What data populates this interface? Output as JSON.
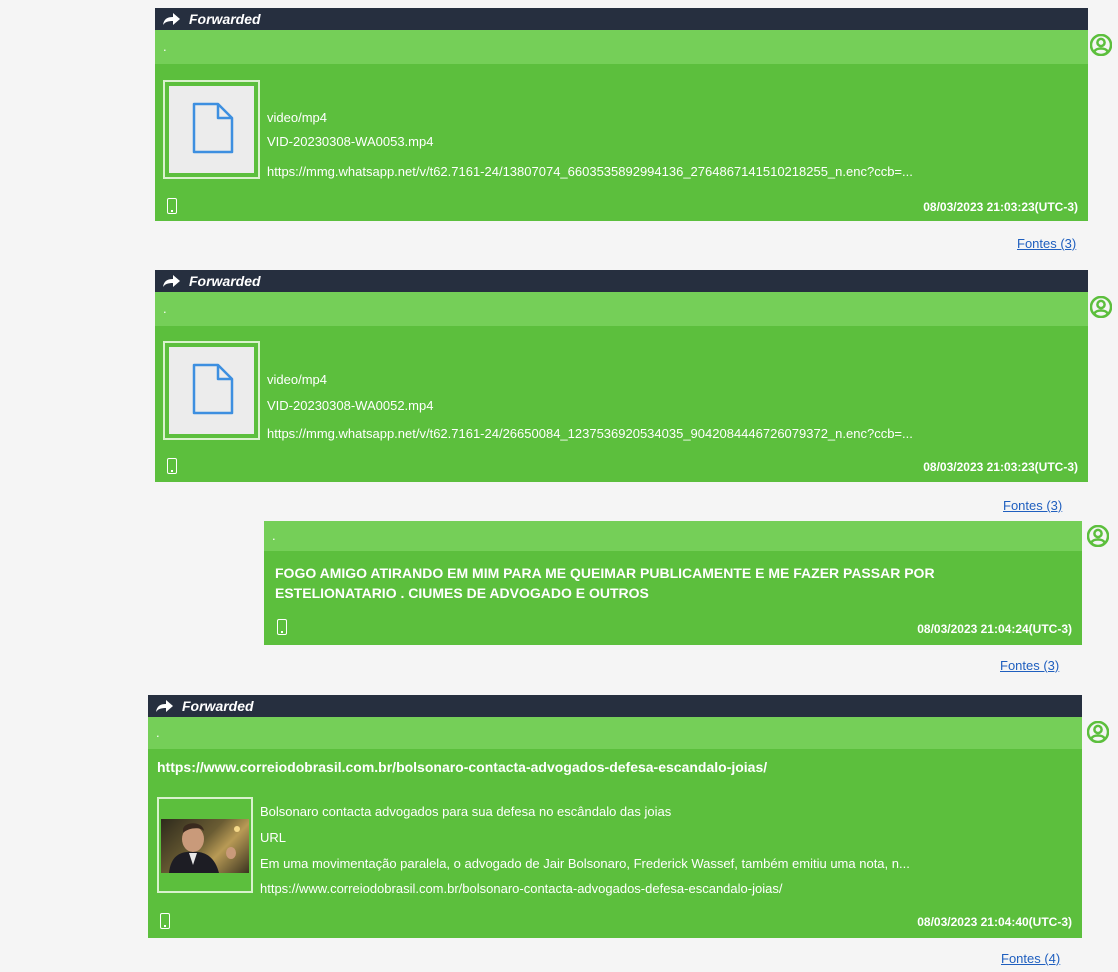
{
  "messages": [
    {
      "forwarded_label": "Forwarded",
      "top_text": ".",
      "mime": "video/mp4",
      "filename": "VID-20230308-WA0053.mp4",
      "url": "https://mmg.whatsapp.net/v/t62.7161-24/13807074_6603535892994136_2764867141510218255_n.enc?ccb=...",
      "timestamp": "08/03/2023 21:03:23(UTC-3)",
      "sources": "Fontes (3)",
      "icons": [
        "forward-arrow-icon",
        "file-icon",
        "phone-icon",
        "avatar-icon"
      ]
    },
    {
      "forwarded_label": "Forwarded",
      "top_text": ".",
      "mime": "video/mp4",
      "filename": "VID-20230308-WA0052.mp4",
      "url": "https://mmg.whatsapp.net/v/t62.7161-24/26650084_1237536920534035_9042084446726079372_n.enc?ccb=...",
      "timestamp": "08/03/2023 21:03:23(UTC-3)",
      "sources": "Fontes (3)"
    },
    {
      "top_text": ".",
      "body_line1": "FOGO AMIGO ATIRANDO EM MIM PARA ME QUEIMAR  PUBLICAMENTE E ME FAZER PASSAR POR",
      "body_line2": "ESTELIONATARIO .  CIUMES DE ADVOGADO E OUTROS",
      "timestamp": "08/03/2023 21:04:24(UTC-3)",
      "sources": "Fontes (3)"
    },
    {
      "forwarded_label": "Forwarded",
      "top_text": ".",
      "link": "https://www.correiodobrasil.com.br/bolsonaro-contacta-advogados-defesa-escandalo-joias/",
      "preview_title": "Bolsonaro contacta advogados para sua defesa no escândalo das joias",
      "preview_type": "URL",
      "preview_desc": "Em uma movimentação paralela, o advogado de Jair Bolsonaro, Frederick Wassef, também emitiu uma nota, n...",
      "preview_url": "https://www.correiodobrasil.com.br/bolsonaro-contacta-advogados-defesa-escandalo-joias/",
      "timestamp": "08/03/2023 21:04:40(UTC-3)",
      "sources": "Fontes (4)"
    }
  ],
  "colors": {
    "bubble": "#5cbf3d",
    "strip": "#75cf58",
    "forwarded_bar": "#262f3f",
    "link": "#1f5fbf",
    "background": "#f5f5f5"
  }
}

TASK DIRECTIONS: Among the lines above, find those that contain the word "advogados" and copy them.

TASK SOLUTION:
      "link": "https://www.correiodobrasil.com.br/bolsonaro-contacta-advogados-defesa-escandalo-joias/",
      "preview_title": "Bolsonaro contacta advogados para sua defesa no escândalo das joias",
      "preview_url": "https://www.correiodobrasil.com.br/bolsonaro-contacta-advogados-defesa-escandalo-joias/",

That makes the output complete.